22 An angry person stirs up conflict,
and a hot-tempered person commits many sins.
23 Pride brings a person low,
but the lowly in spirit gain honor.
24 The accomplices of thieves are their own enemies;
they are put under oath and dare not testify.
Anger and impatience are both self-perpetuating. People don’t plan to make a situation worse, but that is where anger and impatience lead, it is folly to let them be your guide. The angry person believes his problem is someone else’s responsibility, the hot-tempered that his circumstances are to blame. No matter how justified they are, how good their reasoning, how tragic their story – unforgiveness and impatience only lead to bondage. It may feel good to try and force someone to pay, but it will always cost you more than it’s worth.
“Pride brings a person low, but the lowly in spirit gain honor.” The path of anger begins with the promise of control, but its destination is bondage. So also with the path of pride, which promises high esteem, while leading to humiliation and self-loathing. Forgiveness and humility may strike one as weakness and folly, but we ought to judge them not by appearances but by results. Forgiveness is a small price to pay for freedom, and humility for honor.

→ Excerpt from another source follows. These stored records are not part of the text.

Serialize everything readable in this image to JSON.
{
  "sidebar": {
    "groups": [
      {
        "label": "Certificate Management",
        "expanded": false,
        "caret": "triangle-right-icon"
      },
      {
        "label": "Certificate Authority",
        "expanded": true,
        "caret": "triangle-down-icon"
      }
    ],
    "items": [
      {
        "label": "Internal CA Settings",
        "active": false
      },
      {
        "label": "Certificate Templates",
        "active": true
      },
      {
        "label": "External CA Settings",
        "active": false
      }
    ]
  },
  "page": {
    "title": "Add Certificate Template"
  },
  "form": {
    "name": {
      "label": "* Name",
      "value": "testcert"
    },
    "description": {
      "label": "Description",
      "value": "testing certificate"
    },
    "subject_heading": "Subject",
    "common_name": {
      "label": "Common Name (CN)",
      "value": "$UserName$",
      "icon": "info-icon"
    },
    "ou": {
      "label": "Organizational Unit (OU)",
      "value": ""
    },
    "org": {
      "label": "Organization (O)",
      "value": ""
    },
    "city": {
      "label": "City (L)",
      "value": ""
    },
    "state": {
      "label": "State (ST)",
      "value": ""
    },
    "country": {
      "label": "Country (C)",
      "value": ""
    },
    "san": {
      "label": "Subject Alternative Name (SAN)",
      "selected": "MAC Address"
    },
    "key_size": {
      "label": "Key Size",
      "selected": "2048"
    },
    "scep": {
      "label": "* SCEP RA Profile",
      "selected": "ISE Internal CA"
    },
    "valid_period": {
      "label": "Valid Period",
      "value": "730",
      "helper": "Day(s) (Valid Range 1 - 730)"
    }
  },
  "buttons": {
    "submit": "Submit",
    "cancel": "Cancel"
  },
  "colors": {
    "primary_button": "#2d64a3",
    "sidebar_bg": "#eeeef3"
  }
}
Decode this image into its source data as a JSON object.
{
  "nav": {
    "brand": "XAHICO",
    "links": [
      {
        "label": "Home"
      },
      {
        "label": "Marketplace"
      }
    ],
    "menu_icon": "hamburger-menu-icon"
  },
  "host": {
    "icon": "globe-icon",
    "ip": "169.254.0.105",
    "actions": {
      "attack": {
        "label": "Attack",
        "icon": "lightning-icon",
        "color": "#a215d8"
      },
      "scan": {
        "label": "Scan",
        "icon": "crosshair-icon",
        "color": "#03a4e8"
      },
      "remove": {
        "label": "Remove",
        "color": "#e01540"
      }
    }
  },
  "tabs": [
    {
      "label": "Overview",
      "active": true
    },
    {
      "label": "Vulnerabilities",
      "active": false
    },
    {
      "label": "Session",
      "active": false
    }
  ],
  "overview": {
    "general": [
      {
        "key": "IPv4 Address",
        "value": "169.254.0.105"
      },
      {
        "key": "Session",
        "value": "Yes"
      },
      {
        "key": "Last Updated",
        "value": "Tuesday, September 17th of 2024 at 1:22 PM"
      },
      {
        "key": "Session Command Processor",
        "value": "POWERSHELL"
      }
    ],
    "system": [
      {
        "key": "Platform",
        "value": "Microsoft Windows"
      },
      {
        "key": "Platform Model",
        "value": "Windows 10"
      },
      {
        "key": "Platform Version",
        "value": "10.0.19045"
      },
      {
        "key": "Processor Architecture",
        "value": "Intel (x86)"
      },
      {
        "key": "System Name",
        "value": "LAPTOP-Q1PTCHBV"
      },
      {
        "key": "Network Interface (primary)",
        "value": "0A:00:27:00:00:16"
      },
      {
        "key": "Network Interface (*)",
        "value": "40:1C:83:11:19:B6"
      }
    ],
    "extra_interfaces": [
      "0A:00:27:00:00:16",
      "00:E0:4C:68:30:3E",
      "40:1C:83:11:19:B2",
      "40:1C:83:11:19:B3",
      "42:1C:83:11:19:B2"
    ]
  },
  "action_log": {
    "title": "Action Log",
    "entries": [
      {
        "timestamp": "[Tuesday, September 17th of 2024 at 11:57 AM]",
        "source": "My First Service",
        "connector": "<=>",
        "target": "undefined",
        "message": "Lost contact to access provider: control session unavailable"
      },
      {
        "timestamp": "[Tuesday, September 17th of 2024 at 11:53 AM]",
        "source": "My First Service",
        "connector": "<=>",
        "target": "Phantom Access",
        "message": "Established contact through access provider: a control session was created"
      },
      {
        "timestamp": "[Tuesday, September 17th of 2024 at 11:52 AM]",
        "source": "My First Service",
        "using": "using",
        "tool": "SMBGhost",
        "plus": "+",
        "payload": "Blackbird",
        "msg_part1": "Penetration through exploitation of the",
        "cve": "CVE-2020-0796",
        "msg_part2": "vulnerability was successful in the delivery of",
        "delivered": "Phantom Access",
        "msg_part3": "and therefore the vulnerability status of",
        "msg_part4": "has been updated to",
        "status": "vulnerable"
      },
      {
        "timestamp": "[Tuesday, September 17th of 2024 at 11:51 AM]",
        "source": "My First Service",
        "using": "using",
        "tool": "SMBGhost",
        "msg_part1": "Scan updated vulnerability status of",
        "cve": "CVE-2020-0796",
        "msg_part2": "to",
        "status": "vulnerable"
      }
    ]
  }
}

“The accomplices of thieves are their own enemies; they are put under oath and dare not testify.” Wisdom tells us that to sin is to betray oneself; temptation always exaggerates the benefits while obscuring the costs. The thief didn’t choose to become his own enemy, but that is where his steps brought him. He was too preoccupied with his crime to realize he would become his own victim. The irony of evil is that it “contains the seeds of its own destruction.”